However, the seeds of hate were planted and would be nurtured by events
soon to come, laying the foundation for one of the greatest tragedies in
all of human history.
Hitler left Vienna at age 24, to avoid mandatory military service in
the Austrian army, and thus avoided serving the multicultural Austrian Empire
he now despised.
Twenty-four years after leaving Vienna, Adolf Hitler would make a triumphant
return as Führer of the German Reich. However, the memory of those
miserable days of failure in his youth and the attitudes and ideas he acquired
would forever remain.
In May of 1913, he moved to the German Fatherland and settled in Munich.
But he was tracked down by the Austrian authorities in January 1914.
Faced with the possibility of prison for avoiding military service, he
wrote a letter to the Austrian Consulate apologizing and told of his recent
years of misery.
"I never knew the beautiful word youth," Hitler stated in
The tone of the letter impressed the Austrian officials and Hitler was
not punished for dodging the service. He took the necessary medical exam
which he easily failed and the matter was dropped altogether.
In Munich, Hitler continued painting, once again
making a small living by selling painted pictures of landmarks to local
shops. When asked by an old acquaintance how he would make a permanent
living, Hitler said it did not matter since there soon be a war.
August 1st, 1914, a huge, enthusiastic crowd including Hitler gathered in
a big public plaza in Munich – the occasion – to celebrate the German proclamation
Two days later, Hitler volunteered for the German Army, enlisting in
a Bavarian regiment.
"For me, as for every German, there now began the greatest and
most unforgettable time of my earthly existence. Compared to the events
of this gigantic struggle, everything past receded to shallow nothingness,"

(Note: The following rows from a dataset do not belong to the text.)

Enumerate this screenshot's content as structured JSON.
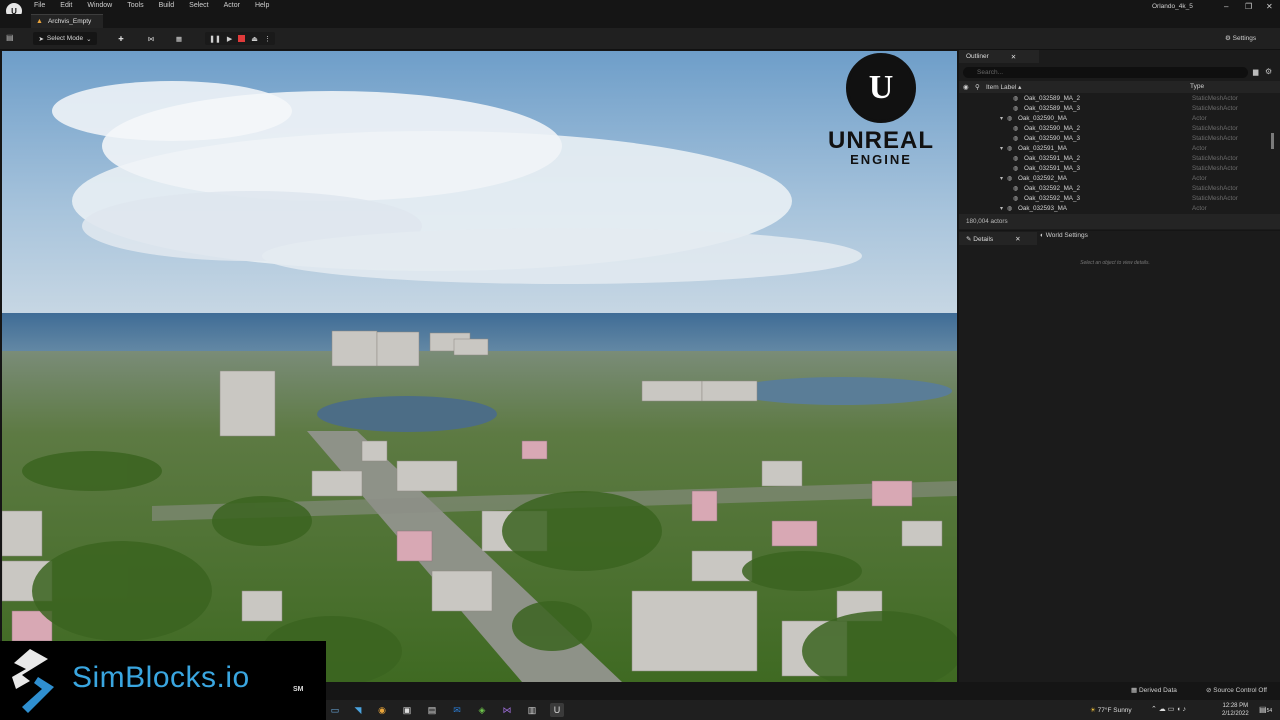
{
  "app": {
    "menus": [
      "File",
      "Edit",
      "Window",
      "Tools",
      "Build",
      "Select",
      "Actor",
      "Help"
    ],
    "project_name": "Orlando_4k_5",
    "tab_label": "Archvis_Empty"
  },
  "toolbar": {
    "select_mode": "Select Mode",
    "settings": "Settings"
  },
  "viewport": {
    "logo_word1": "UNREAL",
    "logo_word2": "ENGINE"
  },
  "watermark": {
    "brand": "SimBlocks.io",
    "mark": "SM"
  },
  "outliner": {
    "tab_label": "Outliner",
    "search_placeholder": "Search...",
    "col_item_label": "Item Label",
    "col_type": "Type",
    "rows": [
      {
        "label": "Oak_032589_MA_2",
        "type": "StaticMeshActor",
        "parent": false
      },
      {
        "label": "Oak_032589_MA_3",
        "type": "StaticMeshActor",
        "parent": false
      },
      {
        "label": "Oak_032590_MA",
        "type": "Actor",
        "parent": true
      },
      {
        "label": "Oak_032590_MA_2",
        "type": "StaticMeshActor",
        "parent": false
      },
      {
        "label": "Oak_032590_MA_3",
        "type": "StaticMeshActor",
        "parent": false
      },
      {
        "label": "Oak_032591_MA",
        "type": "Actor",
        "parent": true
      },
      {
        "label": "Oak_032591_MA_2",
        "type": "StaticMeshActor",
        "parent": false
      },
      {
        "label": "Oak_032591_MA_3",
        "type": "StaticMeshActor",
        "parent": false
      },
      {
        "label": "Oak_032592_MA",
        "type": "Actor",
        "parent": true
      },
      {
        "label": "Oak_032592_MA_2",
        "type": "StaticMeshActor",
        "parent": false
      },
      {
        "label": "Oak_032592_MA_3",
        "type": "StaticMeshActor",
        "parent": false
      },
      {
        "label": "Oak_032593_MA",
        "type": "Actor",
        "parent": true
      }
    ],
    "actor_count": "180,004 actors"
  },
  "details": {
    "tab_label": "Details",
    "world_settings": "World Settings",
    "empty_message": "Select an object to view details."
  },
  "statusbar": {
    "derived_data": "Derived Data",
    "source_control": "Source Control Off"
  },
  "taskbar": {
    "weather": "77°F  Sunny",
    "time": "12:28 PM",
    "date": "2/12/2022",
    "notifications": "54"
  }
}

Hitler said in Mein Kampf.
On first hearing the news of war Hitler had sunk to his knees and thanked
heaven for being alive.